By Darren (Plot 219)
We all like to give our plants a boost, and one product I’ve used – on the basis it was completely organic – was Powerfeed (by Seasol). To my surprise, I recently saw “Organic Powerfeed” (in a white container) in stores.
Had I been misinformed, or was Powerfeed not really organic? The only clue from the containers were different NPK levels.
So, to ensure I was (and had been) using an organic product, I contacted Seasol for the answer. Their response (reprinted with permission) was:
“Thanks for your query about the Organic status of Powerfeed. This is an important point that we like people to be clear about.
Seasol is certified Organic and Powerfeed is “Organic-based”. This means it is mostly made from certified Organic ingredients (such as our Fish emulsion), but it also has some added inorganic nutrients. Although this prevents Organic certification for our regular Powerfeeds we are careful to ensure there are no toxic ingredients or synthetic chemicals that could leave harmful residues, build up in the soil or damage the environment.
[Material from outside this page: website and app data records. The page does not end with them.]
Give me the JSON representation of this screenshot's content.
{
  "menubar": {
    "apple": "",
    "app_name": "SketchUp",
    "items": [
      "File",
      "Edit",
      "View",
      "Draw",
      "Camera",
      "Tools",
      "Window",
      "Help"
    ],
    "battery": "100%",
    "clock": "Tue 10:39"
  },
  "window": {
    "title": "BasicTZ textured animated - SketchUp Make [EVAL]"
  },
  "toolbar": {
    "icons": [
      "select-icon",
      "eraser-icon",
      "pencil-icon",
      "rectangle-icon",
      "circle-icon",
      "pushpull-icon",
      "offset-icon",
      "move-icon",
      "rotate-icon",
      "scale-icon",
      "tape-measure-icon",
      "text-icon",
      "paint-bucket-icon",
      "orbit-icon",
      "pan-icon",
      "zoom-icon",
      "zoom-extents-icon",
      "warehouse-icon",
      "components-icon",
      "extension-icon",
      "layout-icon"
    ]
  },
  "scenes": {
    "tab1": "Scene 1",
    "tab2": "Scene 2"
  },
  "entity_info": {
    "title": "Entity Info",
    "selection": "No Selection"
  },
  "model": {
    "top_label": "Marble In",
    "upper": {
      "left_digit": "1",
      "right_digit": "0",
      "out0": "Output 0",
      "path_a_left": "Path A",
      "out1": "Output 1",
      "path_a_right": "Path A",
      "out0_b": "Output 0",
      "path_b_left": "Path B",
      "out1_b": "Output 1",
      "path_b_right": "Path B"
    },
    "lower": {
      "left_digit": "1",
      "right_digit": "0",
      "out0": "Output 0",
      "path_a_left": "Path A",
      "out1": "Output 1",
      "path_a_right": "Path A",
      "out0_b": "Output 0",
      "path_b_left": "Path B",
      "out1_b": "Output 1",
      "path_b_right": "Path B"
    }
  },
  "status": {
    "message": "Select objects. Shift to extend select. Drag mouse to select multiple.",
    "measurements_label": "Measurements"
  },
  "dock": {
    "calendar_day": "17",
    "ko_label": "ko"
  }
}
Hence the reason for the new PowerFeed Organic product – as with Seasol, this meets all of the required standards for organic certification with Australian Organics (formally the Biological Farmers Association). You will still get very good results from the organic product however we would not expect it to perform as well as the other PowerFeeds due the lower NPK levels.”
So there you go. Powerfeed was organic-based, but in order to be officially certified as organic, they were required to modify the formula to ensure no inorganic nutrients were present.
I plan to switch to the organic-certified version, to be 100% sure and as a comparison, but regular Powerfeed is still safe to use on your plot as it does not contain synthetic chemicals.
Note: Price difference between a liter of Powerfeed vs Powerfeed Organic is about $2.5 less.